Hamilton, Sarah R. 2018. Cultivating Nature: The Conservation of a Valencian Working Landscape. Seattle: University of Washington Press. 312 pp. ISBN 978-0-295-74331-8.
Besky, Sarah, and Alex Blanchette, eds. 2019. How Nature Works: Rethinking Labor on a Troubled Planet. Albuquerque: University of New Mexico Press. 272 pp. ISBN: 978-0-8263-6085-4
Lora-Wainwright, Anna. 2017. Resigned Activism: Living with Pollution in Rural China. Cambridge, MA: MIT Press. 272 pp. ISBN: 978-0-2620-3632-0.
Symons, Jonathan. 2019. Ecomodernism: Technology, Politics and the Climate Crisis. Cambridge: Polity. 232 pp. ISBN: 978-1-5095-3120-2.
Miller, Theresa L. 2019. Plant Kin: A Multispecies Ethnography in Indigenous Brazil. Austin: University of Texas Press. 328 pp. ISBN 978-1-4773-1740-2.
Aistara, Guntra. 2018. Organic Sovereignties: Struggles Over Farming in an Age of Free Trade. Seattle: University of Washington Press. 272 pp. ISBN 978-0-295-74311-0.
Drew, Georgina. 2017. River Dialogues: Hindu Faith and the Political Ecology of Dams on the Sacred Ganga. Tucson: University of Arizona Press. 264 pp. ISBN: 978-0-8165-4098-3.
Folch, Christine. 2019. Hydropolitics: The Itaipú Dam, Sovereignty, and the Engineering of Modern South America. Princeton: Princeton University Press. 272 pp. ISBN: 978-0-6911-8659-7.
An Anthropology of Marine Stock Enhancement Science in Japan
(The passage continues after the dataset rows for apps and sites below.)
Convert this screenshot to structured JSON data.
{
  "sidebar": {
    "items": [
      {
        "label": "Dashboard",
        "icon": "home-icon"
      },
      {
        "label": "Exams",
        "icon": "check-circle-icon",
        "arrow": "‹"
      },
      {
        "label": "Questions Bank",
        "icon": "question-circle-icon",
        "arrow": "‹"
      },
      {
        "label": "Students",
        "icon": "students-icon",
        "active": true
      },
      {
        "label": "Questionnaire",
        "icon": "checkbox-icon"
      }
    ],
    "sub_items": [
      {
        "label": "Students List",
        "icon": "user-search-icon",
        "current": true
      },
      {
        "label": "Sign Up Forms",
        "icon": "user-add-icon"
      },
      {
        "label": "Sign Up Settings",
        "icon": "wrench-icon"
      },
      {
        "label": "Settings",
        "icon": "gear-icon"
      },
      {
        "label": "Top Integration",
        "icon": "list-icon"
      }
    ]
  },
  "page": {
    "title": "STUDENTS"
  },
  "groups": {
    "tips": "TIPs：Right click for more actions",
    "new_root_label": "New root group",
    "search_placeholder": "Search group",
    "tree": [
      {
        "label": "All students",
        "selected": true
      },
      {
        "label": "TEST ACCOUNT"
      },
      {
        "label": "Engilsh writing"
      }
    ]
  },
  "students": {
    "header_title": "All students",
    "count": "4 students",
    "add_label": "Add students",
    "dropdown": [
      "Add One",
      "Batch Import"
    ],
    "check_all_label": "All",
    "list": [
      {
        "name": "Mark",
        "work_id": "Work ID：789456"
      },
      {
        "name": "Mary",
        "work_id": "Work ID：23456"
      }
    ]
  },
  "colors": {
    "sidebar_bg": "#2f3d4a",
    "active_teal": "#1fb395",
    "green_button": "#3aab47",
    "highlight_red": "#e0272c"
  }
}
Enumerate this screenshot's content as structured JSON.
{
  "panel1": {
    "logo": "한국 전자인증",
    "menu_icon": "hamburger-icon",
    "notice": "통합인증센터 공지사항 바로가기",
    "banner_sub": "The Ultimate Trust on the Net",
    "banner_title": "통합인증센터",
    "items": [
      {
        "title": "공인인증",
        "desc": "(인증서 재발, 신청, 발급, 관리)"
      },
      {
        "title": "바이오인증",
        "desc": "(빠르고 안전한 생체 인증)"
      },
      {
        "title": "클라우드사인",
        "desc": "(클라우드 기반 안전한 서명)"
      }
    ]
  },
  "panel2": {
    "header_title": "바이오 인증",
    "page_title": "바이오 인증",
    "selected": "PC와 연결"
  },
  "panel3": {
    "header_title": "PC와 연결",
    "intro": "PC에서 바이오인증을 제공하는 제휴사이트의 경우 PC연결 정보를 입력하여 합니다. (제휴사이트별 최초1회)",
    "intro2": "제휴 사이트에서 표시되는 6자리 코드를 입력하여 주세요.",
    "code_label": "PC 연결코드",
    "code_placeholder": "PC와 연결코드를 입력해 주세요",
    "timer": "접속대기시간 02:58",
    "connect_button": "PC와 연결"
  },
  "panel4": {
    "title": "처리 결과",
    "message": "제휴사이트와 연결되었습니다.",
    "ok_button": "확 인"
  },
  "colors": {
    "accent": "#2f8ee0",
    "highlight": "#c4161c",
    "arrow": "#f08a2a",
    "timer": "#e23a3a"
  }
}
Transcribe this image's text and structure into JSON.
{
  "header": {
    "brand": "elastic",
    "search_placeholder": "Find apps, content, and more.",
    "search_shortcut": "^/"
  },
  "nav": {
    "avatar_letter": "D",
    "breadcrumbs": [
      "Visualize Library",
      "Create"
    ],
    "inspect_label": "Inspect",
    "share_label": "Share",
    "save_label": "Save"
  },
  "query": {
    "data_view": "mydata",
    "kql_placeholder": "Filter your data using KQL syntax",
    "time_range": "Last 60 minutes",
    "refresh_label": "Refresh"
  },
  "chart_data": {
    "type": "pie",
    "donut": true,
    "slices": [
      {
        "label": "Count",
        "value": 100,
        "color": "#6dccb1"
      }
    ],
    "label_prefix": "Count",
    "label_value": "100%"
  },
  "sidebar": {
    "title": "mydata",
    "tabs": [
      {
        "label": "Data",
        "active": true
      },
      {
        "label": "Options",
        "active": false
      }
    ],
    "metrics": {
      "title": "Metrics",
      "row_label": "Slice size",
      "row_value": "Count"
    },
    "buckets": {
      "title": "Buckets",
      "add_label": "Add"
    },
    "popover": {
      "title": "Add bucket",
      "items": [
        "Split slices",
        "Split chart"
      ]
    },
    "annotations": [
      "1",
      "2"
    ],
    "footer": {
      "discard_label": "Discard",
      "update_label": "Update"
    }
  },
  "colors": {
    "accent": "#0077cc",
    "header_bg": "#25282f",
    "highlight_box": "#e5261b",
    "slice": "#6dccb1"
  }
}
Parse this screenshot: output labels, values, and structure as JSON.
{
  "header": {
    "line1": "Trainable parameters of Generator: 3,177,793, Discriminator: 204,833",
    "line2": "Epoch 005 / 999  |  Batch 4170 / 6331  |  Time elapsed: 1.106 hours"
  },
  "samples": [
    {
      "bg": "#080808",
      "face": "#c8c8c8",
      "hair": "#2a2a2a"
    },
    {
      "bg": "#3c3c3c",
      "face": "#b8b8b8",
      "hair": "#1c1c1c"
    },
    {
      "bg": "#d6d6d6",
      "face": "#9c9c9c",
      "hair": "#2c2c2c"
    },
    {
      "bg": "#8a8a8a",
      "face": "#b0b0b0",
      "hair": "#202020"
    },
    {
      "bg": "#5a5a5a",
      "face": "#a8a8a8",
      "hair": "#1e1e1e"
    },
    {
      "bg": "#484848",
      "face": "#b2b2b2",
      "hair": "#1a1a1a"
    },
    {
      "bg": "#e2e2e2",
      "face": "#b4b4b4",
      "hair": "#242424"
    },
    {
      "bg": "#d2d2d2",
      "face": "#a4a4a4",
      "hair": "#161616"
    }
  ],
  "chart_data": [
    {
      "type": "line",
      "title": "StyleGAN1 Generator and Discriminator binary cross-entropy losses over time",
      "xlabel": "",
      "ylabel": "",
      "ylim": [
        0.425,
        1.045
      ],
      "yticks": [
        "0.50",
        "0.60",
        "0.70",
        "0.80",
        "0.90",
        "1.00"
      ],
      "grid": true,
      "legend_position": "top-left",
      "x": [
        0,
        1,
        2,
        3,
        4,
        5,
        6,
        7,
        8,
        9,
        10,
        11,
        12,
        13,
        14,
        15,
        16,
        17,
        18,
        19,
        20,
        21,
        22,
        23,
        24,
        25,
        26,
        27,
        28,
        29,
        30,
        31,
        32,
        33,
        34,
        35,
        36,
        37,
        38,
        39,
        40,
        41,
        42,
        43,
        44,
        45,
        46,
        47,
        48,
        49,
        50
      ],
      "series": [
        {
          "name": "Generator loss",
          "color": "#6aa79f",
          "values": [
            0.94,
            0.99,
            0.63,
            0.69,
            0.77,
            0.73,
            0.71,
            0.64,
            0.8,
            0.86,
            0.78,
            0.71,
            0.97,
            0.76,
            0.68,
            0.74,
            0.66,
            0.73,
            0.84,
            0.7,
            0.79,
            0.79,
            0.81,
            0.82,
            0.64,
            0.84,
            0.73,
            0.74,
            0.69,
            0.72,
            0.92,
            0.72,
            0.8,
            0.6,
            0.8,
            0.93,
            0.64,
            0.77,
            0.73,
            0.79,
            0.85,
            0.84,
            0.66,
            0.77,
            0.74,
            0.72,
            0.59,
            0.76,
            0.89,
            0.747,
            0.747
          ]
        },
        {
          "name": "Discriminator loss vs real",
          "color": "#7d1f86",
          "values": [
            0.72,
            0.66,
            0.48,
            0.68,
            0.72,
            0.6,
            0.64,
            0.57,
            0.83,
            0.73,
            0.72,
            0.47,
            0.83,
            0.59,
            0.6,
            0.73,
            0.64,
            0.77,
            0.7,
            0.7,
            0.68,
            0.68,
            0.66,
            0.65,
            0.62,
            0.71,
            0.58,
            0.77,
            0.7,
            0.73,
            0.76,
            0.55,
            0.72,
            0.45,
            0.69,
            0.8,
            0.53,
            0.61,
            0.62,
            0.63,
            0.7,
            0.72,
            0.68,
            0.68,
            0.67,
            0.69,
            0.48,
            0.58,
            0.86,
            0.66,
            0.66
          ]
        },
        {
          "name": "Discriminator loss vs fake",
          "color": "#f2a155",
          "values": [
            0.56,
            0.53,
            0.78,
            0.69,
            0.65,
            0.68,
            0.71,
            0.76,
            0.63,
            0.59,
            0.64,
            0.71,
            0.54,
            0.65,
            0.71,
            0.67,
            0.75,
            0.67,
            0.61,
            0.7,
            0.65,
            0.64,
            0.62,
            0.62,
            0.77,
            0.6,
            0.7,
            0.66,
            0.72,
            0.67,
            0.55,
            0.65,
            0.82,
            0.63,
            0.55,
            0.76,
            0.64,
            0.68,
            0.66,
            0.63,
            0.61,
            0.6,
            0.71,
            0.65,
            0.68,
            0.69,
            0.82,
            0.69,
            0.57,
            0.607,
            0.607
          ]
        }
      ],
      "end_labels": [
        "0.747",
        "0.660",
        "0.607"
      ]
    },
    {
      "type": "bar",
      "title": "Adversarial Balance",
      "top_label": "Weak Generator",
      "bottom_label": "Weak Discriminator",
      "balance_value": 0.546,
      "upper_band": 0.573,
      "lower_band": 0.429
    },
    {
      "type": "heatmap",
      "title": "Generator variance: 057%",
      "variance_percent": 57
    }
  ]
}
The roles played in fishery resource management by the nonhuman species that coevolve with humans are often marginalized in both discourse and practice. Built on existing reviews of the multispecies ethnography of maritime conservation, domestication, and marine biology, this article aims to reconceptualize the politics of difference in stock enhancement. By examining the herring stock enhancement program in Japan as an assemblage of multispecies inter- and intra-action in the context of marine science and seascaping, this article recontextualizes fisheries management and crosses the methodological and ontological borders in maritime studies. The article shows that multispecies ethnography serves as a heuristic means to describe the co-constitution of seascapes, which are beings, things, and bodies of information and processes that shape marine surroundings, or what fisheries biologists and fisheries resource managers tend to overlook as mere background.
Ocean Data Technologies, Sciences, and Governance
Kathleen M. Sullivan
This review examines social science and practitioner literature regarding the relationship between ocean sciences big data projects and ocean governance. I contend that three overarching approaches to the study of the development of ocean sciences big data techne (the arts of data creation, management, and sharing) and data technologies can be discerned. The first approach traces histories of ocean sciences data technologies, highlighting the significant role of governments in their development. The second approach is comprised of an oceanic contribution to the study of ontological politics. The third takes a human-social centered approach, examining the networks of people and practices responsible for creating and maintaining ocean sciences big data infrastructure. The three approaches make possible a comparative reflection on the entangled ethical strands at work in the literature.